complete with a fresh catch for dinner (seriously – lobster fishermen will come up to your boat during the day, offering to sell you a lobster that the boat’s cook will fix for you for
dinner). The capital Kochi also offers interesting, English colonial architecture, and hill stations such as Thekkadi are common summer getaways for those looking to escape the brutal summer
heat. Best time to visit – if you want to experience a houseboat, monsoon season (June-September) is actually best. You really won’t find much that’s more relaxing than watching
the rain while sitting out on the top deck of the boat. If you want to see wildlife, December through March is best. Avoid – while the summer weather isn’t nearly as obnoxious as
the rest of the country, April and May tend to be extremely crowded due to school holidays.
|Jal Mahal (the Water Palace)|
India has a rich history, and much of it is on display in the city of Jaipur, in Rajasthan state in northwest India. Jaipur is best known for its forts – Amber Fort, Jaigarh Fort, and Narhargarh Fort – as well as architectural wonders including the Hawa Mahal (Wind Palace), the above pictured Jal Mahal (Water Palace, so named because it literally sits in the middle
of a lake), and the Jantar Mantar, a UNESCO World Heritage site.

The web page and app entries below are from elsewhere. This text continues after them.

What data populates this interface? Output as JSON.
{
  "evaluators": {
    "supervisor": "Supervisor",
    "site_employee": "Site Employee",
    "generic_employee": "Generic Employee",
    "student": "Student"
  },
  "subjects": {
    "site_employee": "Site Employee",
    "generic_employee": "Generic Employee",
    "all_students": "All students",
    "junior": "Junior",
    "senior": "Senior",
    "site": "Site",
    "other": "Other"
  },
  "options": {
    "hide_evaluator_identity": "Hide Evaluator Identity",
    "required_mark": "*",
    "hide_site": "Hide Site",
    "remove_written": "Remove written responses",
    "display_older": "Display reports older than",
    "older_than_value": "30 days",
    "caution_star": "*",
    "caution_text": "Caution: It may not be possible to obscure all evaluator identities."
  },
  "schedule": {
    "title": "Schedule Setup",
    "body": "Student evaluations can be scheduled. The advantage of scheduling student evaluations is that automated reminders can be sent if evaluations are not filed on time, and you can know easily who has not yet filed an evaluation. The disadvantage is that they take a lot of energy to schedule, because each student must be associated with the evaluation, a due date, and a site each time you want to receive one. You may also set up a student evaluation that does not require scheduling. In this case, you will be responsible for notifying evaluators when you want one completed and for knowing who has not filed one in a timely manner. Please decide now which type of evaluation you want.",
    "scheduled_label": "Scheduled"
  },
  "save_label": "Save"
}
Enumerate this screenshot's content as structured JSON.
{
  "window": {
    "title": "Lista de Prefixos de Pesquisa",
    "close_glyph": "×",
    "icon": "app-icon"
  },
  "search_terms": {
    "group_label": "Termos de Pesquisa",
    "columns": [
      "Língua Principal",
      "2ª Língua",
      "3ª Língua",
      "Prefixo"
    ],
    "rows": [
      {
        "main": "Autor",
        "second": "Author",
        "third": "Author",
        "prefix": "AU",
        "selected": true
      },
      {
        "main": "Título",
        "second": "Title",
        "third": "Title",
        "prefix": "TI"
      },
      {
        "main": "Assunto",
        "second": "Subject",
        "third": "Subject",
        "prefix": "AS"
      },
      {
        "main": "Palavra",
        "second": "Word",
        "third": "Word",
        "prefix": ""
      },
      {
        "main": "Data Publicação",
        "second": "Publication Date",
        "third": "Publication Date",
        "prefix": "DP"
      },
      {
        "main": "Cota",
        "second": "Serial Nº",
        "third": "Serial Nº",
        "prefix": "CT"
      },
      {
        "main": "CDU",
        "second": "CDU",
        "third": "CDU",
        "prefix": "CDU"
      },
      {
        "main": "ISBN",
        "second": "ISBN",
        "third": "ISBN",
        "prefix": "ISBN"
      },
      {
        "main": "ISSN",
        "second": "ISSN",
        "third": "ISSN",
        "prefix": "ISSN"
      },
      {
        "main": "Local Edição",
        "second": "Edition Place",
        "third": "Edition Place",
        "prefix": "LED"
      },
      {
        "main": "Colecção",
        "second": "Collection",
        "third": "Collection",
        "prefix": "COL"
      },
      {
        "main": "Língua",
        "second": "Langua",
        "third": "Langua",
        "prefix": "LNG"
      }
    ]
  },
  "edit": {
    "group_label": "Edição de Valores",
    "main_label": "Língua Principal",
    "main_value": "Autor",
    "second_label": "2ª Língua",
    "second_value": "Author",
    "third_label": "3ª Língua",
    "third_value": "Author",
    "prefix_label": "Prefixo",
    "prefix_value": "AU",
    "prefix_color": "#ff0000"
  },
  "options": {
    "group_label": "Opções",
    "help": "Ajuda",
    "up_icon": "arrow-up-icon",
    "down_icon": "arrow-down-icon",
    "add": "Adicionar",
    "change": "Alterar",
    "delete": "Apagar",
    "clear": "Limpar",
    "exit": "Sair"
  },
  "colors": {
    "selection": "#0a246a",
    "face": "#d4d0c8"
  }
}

Central Jaipur is also known as the
“Pink City”, because all of the buildings are painted pink. If you do visit the Pink City, beware of the monkeys, which can aggressively steal food, even if not provoked. Jaipur is also
conveniently located to Delhi (4 hours northeast), Ranthambore Tiger Reserve (3 hours east), and Agra (6 hours east), making it an ideal stopping point if you’re trying to knock several items off
your to-do list over a few days. Best time to visit – November through February, with the best weather from mid-December through the first few days of February. Sunny days with
highs in the 70s make hiking the forts a breeze. Avoid – you guessed it, April through late June, due to the searing summer heat.
In addition to the Top 5, I thought I’d list a few more places that I considered listing, but that didn’t make the final cut for one reason or another.
– Goa – on the west coast, about an hour’s flight south of Mumbai, Goa is best known for its beaches, and the only place in India where you can visit a casino. It’s nice and all, but
frankly, very westernized. Avoid visiting during monsoon season, when rain occurs almost every day, making a visit to the beach rather uncomfortable.
– The Rajasthan desert cities – these include Jaisalmer, Udaipur, and Bikaner. I’ve heard they’re fascinating, especially doing a camel ride through the sand dunes, but I never made it
out that far during my 27 months in India. Maybe on my next trip.
– Kanyakumari (Cape Comorin) – located at the southernmost tip of India, it is where the Bay of Bengal, Arabian Sea, and Indian Ocean come together at a single point, with three distinct
colors of sand visible on the beach. Hard to get to, which is the only reason I left it off the Top 5.
– Shimla – in the foothills of the Himalayas in Himachal Pradesh, about a 10 hour drive north of Delhi. I really had to think long and hard about this one, but ultimately, like
Kanyakumari, it’s also hard to get to, which makes it tough to justify keeping on a list designed for those pressed for time. That being said, if you have extra time, you really should
– Golden Temple of Amritsar – the Golden Temple is the holiest site for Sikhs, and is reportedly a sight to behold. I
say reportedly, because I have unfortunately never visited it in person. Another one at the top of the list the next time I make it to India.
And that does it! As mentioned, I eventually intend to provide detailed posts on all 5 of the places listed here, plus more, so keep reading!